Margaret, one of the residents in a North Carolina nursing home, is sound of mind but physically ailing. She is quite aware of the absurdity of some of the social activities planned for the residents. On July 4, she notes: “It’s too hot for a picnic. I’m positive that this must violate the Health Department’s standard for what you can make old people do in rest homes. Just because it’s the Fourth of July, some people may want to go sit out there and be eaten alive by flies while they’re trying to gnaw on a hamburger bun, but not I.” Like many residents, Margaret is angry at being forced to leave her real life behind, at days filled with television, fake celebrations, and quick visits from her daughter. But her days are enlivened nonetheless by exchanging spirited put-downs with her nurse Lorraine and by offering a kind of emotional protection to fellow resident Bernice, a woman barely lucid, weighed down from the grief of losing her son. Bernice carries around a toy monkey named Mister Benny and often seems to be in a world of her own: “Bernice strolls over with Mr. Benny on one arm and the other waving out to the side like she’s in a beauty contest. … She’s gazing around the landscape like she’s on the Biltmore Estate. ‘Hello there,’ she twitters, ‘we are so glad you could come today. Welcome.’ She obviously thinks this is her party, or maybe Mr. Benny’s.”

Both Margaret and Bernice are protected and cared for by their nurse, Lorraine, a woman who sees her work as not just a job, but an actual calling. Lorraine’s daughter April accurately describes her mother’s work: “She sees the biggest part of her job as helping to hold the threads of a life together, savoring anything at all that can be used to sew something lasting.
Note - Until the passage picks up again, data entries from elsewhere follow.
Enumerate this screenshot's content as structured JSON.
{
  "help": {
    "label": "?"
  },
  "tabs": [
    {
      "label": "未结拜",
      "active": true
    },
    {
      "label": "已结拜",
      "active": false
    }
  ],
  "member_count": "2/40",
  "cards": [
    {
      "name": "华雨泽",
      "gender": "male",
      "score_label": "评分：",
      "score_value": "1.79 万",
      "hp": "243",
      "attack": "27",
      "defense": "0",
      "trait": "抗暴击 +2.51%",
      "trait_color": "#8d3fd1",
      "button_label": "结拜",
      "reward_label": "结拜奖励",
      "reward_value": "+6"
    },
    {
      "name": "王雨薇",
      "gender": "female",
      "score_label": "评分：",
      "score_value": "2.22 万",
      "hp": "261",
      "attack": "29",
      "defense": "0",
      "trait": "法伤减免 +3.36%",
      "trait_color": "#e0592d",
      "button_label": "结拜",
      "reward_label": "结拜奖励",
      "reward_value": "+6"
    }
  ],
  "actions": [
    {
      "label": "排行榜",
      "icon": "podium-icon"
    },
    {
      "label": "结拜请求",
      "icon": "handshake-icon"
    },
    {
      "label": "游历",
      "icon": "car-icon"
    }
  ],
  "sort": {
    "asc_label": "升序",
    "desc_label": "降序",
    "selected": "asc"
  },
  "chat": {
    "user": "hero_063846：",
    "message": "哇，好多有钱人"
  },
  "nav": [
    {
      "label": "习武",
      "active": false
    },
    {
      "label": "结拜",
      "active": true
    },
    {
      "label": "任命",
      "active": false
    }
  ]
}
Determinedly, she will stitch meaning into the fabric of a being, creating, for an old and lonely soul, a protective garment, for a time, against the chill of loss, forgetting, and being forgotten.” But Lorraine is not just an angel of mercy. Her repartee with Margaret and her friend Althea provide a great deal of the humor in the novel. When Lorraine goes to visit Margaret in the hospital during her final visit, Margaret wants to see if she’s gotten fat. Lorraine’s reply: “Fat enough to sit on top of you if you can’t behave yourself.”

Then there’s Rhonda, who takes a part-time job at the nursing home to make some extra money. Rhonda has no calling to care for the elderly; she just wants the paycheck to fund her party-girl life. In fact, living with a critical grandmother is enough to put her off old people forever. But there’s something about Margaret and Bernice, their interest and belief in her, that start making her take herself a little more seriously and begin to believe she might actually be capable of more than her grandmother believes.

Johnson has written a beautiful story of friendship and meaning. It will be the rare soul who can make it through this novel without tears—tears of both heartbreak and admiration for these characters who fight for meaning and dignity until the very last breath.

Todd Johnson will read from The Sweet By and By at Davis-Kidd Booksellers in Memphis on April 13 at 6 p.m.